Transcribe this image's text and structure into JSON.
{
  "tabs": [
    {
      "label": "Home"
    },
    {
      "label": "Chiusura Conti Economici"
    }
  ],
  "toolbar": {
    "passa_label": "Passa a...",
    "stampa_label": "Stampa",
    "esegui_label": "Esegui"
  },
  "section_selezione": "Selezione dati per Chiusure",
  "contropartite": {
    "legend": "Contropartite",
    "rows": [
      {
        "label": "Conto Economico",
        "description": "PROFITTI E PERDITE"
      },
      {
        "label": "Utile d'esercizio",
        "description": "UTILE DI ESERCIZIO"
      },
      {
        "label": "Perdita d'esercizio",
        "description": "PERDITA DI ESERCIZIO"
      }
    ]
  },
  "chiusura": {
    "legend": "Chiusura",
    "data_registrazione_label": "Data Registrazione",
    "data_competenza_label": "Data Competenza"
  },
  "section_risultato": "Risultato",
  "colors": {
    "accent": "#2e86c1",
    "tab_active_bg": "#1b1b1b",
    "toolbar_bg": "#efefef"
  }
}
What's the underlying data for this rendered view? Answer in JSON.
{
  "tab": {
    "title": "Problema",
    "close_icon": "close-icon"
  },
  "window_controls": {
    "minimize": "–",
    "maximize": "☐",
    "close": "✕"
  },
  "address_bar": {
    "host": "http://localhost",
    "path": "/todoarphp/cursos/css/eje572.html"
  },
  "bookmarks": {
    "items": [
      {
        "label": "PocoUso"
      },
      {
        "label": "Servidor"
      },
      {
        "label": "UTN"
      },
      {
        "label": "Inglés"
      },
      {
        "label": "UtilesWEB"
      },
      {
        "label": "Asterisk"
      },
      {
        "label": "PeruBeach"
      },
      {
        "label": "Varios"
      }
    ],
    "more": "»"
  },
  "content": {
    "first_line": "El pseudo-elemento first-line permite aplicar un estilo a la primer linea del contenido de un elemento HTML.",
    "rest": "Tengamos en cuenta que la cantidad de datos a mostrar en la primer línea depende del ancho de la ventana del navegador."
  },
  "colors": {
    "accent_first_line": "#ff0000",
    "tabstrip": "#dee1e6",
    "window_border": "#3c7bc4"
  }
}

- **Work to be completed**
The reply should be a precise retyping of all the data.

- **Solved problem**
Transcribe this image's text and structure into JSON.
{
  "tabs": [
    {
      "label": "Home"
    },
    {
      "label": "Chiusura Conti Economici"
    }
  ],
  "toolbar": {
    "passa_label": "Passa a...",
    "stampa_label": "Stampa",
    "esegui_label": "Esegui"
  },
  "section_selezione": "Selezione dati per Chiusure",
  "contropartite": {
    "legend": "Contropartite",
    "rows": [
      {
        "label": "Conto Economico",
        "description": "PROFITTI E PERDITE"
      },
      {
        "label": "Utile d'esercizio",
        "description": "UTILE DI ESERCIZIO"
      },
      {
        "label": "Perdita d'esercizio",
        "description": "PERDITA DI ESERCIZIO"
      }
    ]
  },
  "chiusura": {
    "legend": "Chiusura",
    "data_registrazione_label": "Data Registrazione",
    "data_competenza_label": "Data Competenza"
  },
  "section_risultato": "Risultato",
  "colors": {
    "accent": "#2e86c1",
    "tab_active_bg": "#1b1b1b",
    "toolbar_bg": "#efefef"
  }
}
What's the underlying data for this rendered view? Answer in JSON.
{
  "tab": {
    "title": "Problema",
    "close_icon": "close-icon"
  },
  "window_controls": {
    "minimize": "–",
    "maximize": "☐",
    "close": "✕"
  },
  "address_bar": {
    "host": "http://localhost",
    "path": "/todoarphp/cursos/css/eje572.html"
  },
  "bookmarks": {
    "items": [
      {
        "label": "PocoUso"
      },
      {
        "label": "Servidor"
      },
      {
        "label": "UTN"
      },
      {
        "label": "Inglés"
      },
      {
        "label": "UtilesWEB"
      },
      {
        "label": "Asterisk"
      },
      {
        "label": "PeruBeach"
      },
      {
        "label": "Varios"
      }
    ],
    "more": "»"
  },
  "content": {
    "first_line": "El pseudo-elemento first-line permite aplicar un estilo a la primer linea del contenido de un elemento HTML.",
    "rest": "Tengamos en cuenta que la cantidad de datos a mostrar en la primer línea depende del ancho de la ventana del navegador."
  },
  "colors": {
    "accent_first_line": "#ff0000",
    "tabstrip": "#dee1e6",
    "window_border": "#3c7bc4"
  }
}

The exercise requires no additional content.